The transpersonal ideas of Ken Wilber

The transpersonal ideas of Ken WilberThis week we started the first of two lectures on the transpersonal ideas of Ken Wilber, American author of the Spectrum of Consciousness and an integral theorist. Wilber was not, and is not, a therapist but a theorist and his ideas are often criticised for being hierarchical, masculine focused and representing a ladder like course of prescribed development. However, he has always been a regular meditator.

Wilber is currently unwell and recently stated that he has a debilitating illness called RNase Enzyme Deficiency.  He is now  64 years old but when he was 23 he asked a very important question in psychotherapy circles.  He wondered whether all schools of psychotherapy all had the truth.  The idea of integrative training in psychotherapy had not existed before then. Integrative training will now typically take from a rich variety of approaches to suit the presenting issues and will encompass psychoanalytical ideas for early life issues, existential therapy for later life issues and transpersonal therapy for spiritual crisis.

In the Spectrum of Consciousness Wilber argues that in spiritual growth we progress along different levels of consciousness and encounter difficulties in the transition from one to another.  As we move through each level we let go of previous identities of ourselves. When we move between these levels we encounter pain and that’s when we resist change.

Persona Level (Supportive counselling, befriending, simple counselling)

The therapeutic task is the integration of the shadow (psychological aspects) and bringing that material into self awareness. A healthy ego arrives from integration of persona and shadow so that ego is not preoccupied with fighting in unnecessary conflicts.

Ego level (Psychoanalysis, Psychodrama, Transactional Analysis, Reality Therapy, ego Psychology)

The therapeutic task is the integration of the body. The body mind split is where the work is in therapy. How can we integrate the split? The body has seven levels of consciousness (the chakras) and I will have more on this in future posts. When working with the body one can ask the client if there is an image or memory that resonates with the feeling that is causing anxiety.

Obsessive gym attenders can often be in denial when the person is actually defending against emotionality. There is an unconscious relationship with the body in that instance. We need a healthy mental, emotional and physical relationship with our bodies in order to move on to the next level, the Centaur level.

Total Organism (or the Centaur) (Bioenergetic Analysis, Rogerian Therapy, Gestalt Therapy, Existential Therapy, Logotherapy, Humanistic Psychology)

The therapeutic task is the integration of mind and body and if you achieve this in therapy then it is job done.  This encompasses many forms of therapy. This level of consciousness is often the goal of therapy. What is our hearts desire? Are you working in a job that sits with your heart’s desire and where you are fulfilling your potential? This level of consciousness can also include the approach of the existential school which can act as a bridge to the transpersonal bands.

The unconscious resides in the environment. This is where we start to blame the ills of society on hoodies or immigrants.  We need to look at our own personal environment and address our own issues.

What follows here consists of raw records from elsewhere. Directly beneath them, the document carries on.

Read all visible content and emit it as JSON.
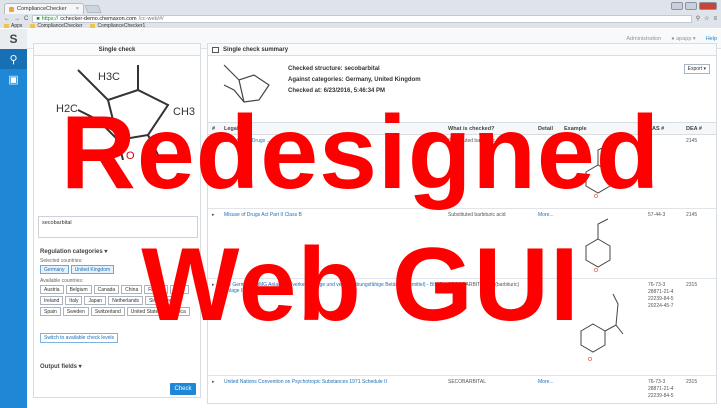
{
  "browser": {
    "tab_title": "ComplianceChecker",
    "tab_close": "×",
    "url_https": "https://",
    "url_host": "cchecker-demo.chemaxon.com",
    "url_path": "/cc-web/#/",
    "bookmarks": [
      "Apps",
      "ComplianceChecker",
      "ComplianceChecker1"
    ]
  },
  "topbar": {
    "admin": "Administration",
    "user": "apapp",
    "help": "Help"
  },
  "left": {
    "title": "Single check",
    "compound_name": "secobarbital",
    "structure_labels": {
      "a": "H3C",
      "b": "H2C",
      "c": "CH3",
      "d": "O"
    },
    "reg_title": "Regulation categories",
    "selected_label": "Selected countries:",
    "selected": [
      "Germany",
      "United Kingdom"
    ],
    "available_label": "Available countries:",
    "available": [
      "Austria",
      "Belgium",
      "Canada",
      "China",
      "France",
      "India",
      "Ireland",
      "Italy",
      "Japan",
      "Netherlands",
      "Singapore",
      "Spain",
      "Sweden",
      "Switzerland",
      "United States of America"
    ],
    "switch_label": "Switch to available check levels",
    "output_title": "Output fields",
    "check_label": "Check"
  },
  "summary": {
    "title": "Single check summary",
    "checked_structure": "Checked structure: secobarbital",
    "against": "Against categories: Germany, United Kingdom",
    "checked_at": "Checked at: 6/23/2016, 5:46:34 PM",
    "export_label": "Export",
    "headers": {
      "legal": "Legal",
      "what": "What is checked?",
      "detail": "Detail",
      "example": "Example",
      "cas": "CAS #",
      "dea": "DEA #"
    },
    "rows": [
      {
        "law": "Schedule of Drugs ... Schedule II",
        "what": "Substituted barbituric acid",
        "more": "More...",
        "cas": "",
        "dea": "2145"
      },
      {
        "law": "Misuse of Drugs Act Part II Class B",
        "what": "Substituted barbituric acid",
        "more": "More...",
        "cas": "57-44-3",
        "dea": "2145"
      },
      {
        "law": "DE Germany BtMG Anlage III (verkehrsfähige und verschreibungsfähige Betäubungsmittel) - BtMG Anlage III",
        "what": "SECOBARBITAL 2-yl(barbituric)",
        "more": "",
        "cas": "76-73-3 28871-21-4 22239-84-5 20224-45-7",
        "dea": "2315"
      },
      {
        "law": "United Nations Convention on Psychotropic Substances 1971 Schedule II",
        "what": "SECOBARBITAL",
        "more": "More...",
        "cas": "76-73-3 28871-21-4 22239-84-5",
        "dea": "2315"
      }
    ]
  },
  "overlay": {
    "line1": "Redesigned",
    "line2": "Web GUI"
  },
  "colors": {
    "accent": "#1e88d6",
    "overlay": "#ff0000"
  }
}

Unity Consciousness (Taoism, Mahayana and Vajrayana Buddhism, Vendanta Hinduism, Esoteric Islam, Esoteric Christianity, Esoteric Judaism)

This is the embrace and recognition of inter connectedness. This is the transpersonal territory of Jung, Maslow, Progroff and Psychosynthesis. Most of us will never get even close to this level of consciousness. Great spiritual teachers might get close as soul nature and emotional nature lines up. There is less conflict in their lives.  They are not at war with the neighbours. Soul is here for its own journey but body can’t live without soul.  The mind, too, can function independent of the body.

For Wilber, there are three complexes that need to be negotiated on the path to spiritual growth. Outlined below are very basic notes on what he has had to say.

1) Oedipal Complex

This is the body to mind transition. This is the separation from the pleasure principal. Active addictions can live here when we are caught up in the challenges in making a smooth transition from one level of consciousness to another.

2) Apollo Complex

This is rooted in the transition from ego identity to soul identity. St John of the Cross wrote about this in Dark Night of the Mind. This is the emergence of a new sense of self.

3) Visnew Complex

We let go of any sense of self. We surrender to spirit as was chronicled in  St John of the Cross’s The Dark Night of the Soul. The process entails moving from duality to unity consciousness when we become self realised.

For Wilber there are three stages of development.

1 Pre personal

This is the primitive (unconscious) stage, before we know who we are.

2 Personal

There is a sense of self.  We work through our own personal material to get a better idea of our real nature.  We are not just an extension of our parents but we begin to have our own sense of being.

3 Transpersonal

We go beyond the limited sense of being and we start to get experience of connection.

For Wilber there is the risk of the Pre trans fallacy:  This is where someone wanting to save the planet does not look after themselves. Perhaps there are unresolved issues in early life and rather than transforming these there is instead a focus on saving the world. There is also a risk of spiritual by-pass if you fail to adequately deal with your messy personal material.  You need to have developed a healthy ego in order to be able to  transcend it.

More next week on integral theory.